The Large Hadron Collider, the world’s most powerful particle accelerator, has given physicists yet another gift—physical proof of the existence of the pentaquark, a new form of matter that might be created in collapsing stars.
Scientists at the LHCb detector, where they are researching what happened after the Big Bang, recently found signs of the pentaquark in a powerful proton collision. They checked every avenue to make sure their results were correct, because so many have been wrong before. This time, they were able to view the collision from multiple angles. Dr. Patrick Koppenburg, physics coordinator for the LHCb, told BBC News , “There is no way that what we see could be due to something else other than the addition of a new particle that was not observed before.”
Quarks are fundamental units of matter and make up everything that exists. There are six types: up, down, strange, charm, top, and bottom. When Murray Gell-Mann and George Zweig created the quark model in the 1960s, they suggested the existence of the pentaquark, which is created when five quarks combine. About a decade ago, several different teams thought they had found the elusive particle, but each claim was eventually shown to be incorrect.
Ian Sample, of The Guardian, explains their discovery further:
“Researchers on the LHCb team found evidence for pentaquarks after studying the disintegration of an unstable ball of three quarks called a Lambda baryon. The exotic pentaquarks they observed are made up of two up quarks, one down quark, one charm quark and one anti-charm quark.”
These results offer further clues about the aftermath of the Big Bang. Pentaquarks could form when stars collapse into neutron stars or potentially black holes—influencing what they look like and where they go in their life cycle. Not only that, but this could provide additional information about particles that underpin all matter.

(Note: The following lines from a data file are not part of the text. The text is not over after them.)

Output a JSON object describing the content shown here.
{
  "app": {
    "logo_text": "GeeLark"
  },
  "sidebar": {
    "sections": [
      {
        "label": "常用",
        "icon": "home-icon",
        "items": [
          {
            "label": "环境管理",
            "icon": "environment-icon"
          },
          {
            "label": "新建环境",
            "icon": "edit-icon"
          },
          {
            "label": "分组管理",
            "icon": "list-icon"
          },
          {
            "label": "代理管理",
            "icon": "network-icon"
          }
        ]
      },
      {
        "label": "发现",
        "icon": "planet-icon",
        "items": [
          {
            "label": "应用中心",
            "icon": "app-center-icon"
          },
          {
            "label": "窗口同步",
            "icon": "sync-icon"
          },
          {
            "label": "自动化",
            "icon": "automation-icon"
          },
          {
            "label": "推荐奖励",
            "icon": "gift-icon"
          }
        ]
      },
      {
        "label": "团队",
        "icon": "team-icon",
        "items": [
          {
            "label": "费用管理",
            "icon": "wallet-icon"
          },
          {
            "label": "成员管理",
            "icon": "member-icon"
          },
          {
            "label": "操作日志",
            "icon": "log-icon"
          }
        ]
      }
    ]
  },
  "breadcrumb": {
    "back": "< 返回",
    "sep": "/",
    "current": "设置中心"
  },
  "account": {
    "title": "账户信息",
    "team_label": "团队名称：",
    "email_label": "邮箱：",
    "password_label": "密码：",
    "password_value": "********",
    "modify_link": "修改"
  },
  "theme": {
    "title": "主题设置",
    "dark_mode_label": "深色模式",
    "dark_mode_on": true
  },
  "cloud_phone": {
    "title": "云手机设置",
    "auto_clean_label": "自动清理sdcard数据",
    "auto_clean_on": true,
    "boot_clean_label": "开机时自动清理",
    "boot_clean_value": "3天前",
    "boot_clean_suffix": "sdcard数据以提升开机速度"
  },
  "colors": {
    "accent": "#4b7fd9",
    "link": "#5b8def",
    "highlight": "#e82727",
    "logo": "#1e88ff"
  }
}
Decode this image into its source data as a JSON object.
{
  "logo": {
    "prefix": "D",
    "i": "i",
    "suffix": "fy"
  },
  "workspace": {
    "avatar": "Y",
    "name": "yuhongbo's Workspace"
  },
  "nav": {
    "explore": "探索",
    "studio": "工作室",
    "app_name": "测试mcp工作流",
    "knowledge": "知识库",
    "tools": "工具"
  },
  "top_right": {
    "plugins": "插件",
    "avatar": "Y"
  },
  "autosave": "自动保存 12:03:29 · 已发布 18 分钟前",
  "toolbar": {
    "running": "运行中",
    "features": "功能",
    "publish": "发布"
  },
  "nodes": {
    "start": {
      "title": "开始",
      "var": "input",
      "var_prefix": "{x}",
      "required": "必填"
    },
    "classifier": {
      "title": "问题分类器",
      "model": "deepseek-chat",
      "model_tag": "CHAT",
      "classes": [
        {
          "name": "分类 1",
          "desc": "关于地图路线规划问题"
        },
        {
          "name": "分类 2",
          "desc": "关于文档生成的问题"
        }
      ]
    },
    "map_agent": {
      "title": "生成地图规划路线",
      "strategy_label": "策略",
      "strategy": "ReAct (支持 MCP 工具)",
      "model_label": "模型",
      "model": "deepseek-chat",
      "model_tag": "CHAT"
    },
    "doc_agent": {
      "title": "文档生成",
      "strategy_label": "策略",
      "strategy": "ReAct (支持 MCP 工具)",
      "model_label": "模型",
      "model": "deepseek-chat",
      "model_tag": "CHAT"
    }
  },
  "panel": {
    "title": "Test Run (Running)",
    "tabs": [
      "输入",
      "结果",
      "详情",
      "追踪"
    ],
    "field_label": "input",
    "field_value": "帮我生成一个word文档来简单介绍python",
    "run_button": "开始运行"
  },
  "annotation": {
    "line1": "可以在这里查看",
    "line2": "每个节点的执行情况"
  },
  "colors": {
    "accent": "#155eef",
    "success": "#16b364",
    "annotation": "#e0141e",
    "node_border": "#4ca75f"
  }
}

Physicists expect to find more pentaquarks in the future since the LHC is running at its highest energy levels ever after a two-year hibernation for maintenance.
Image credit: CERN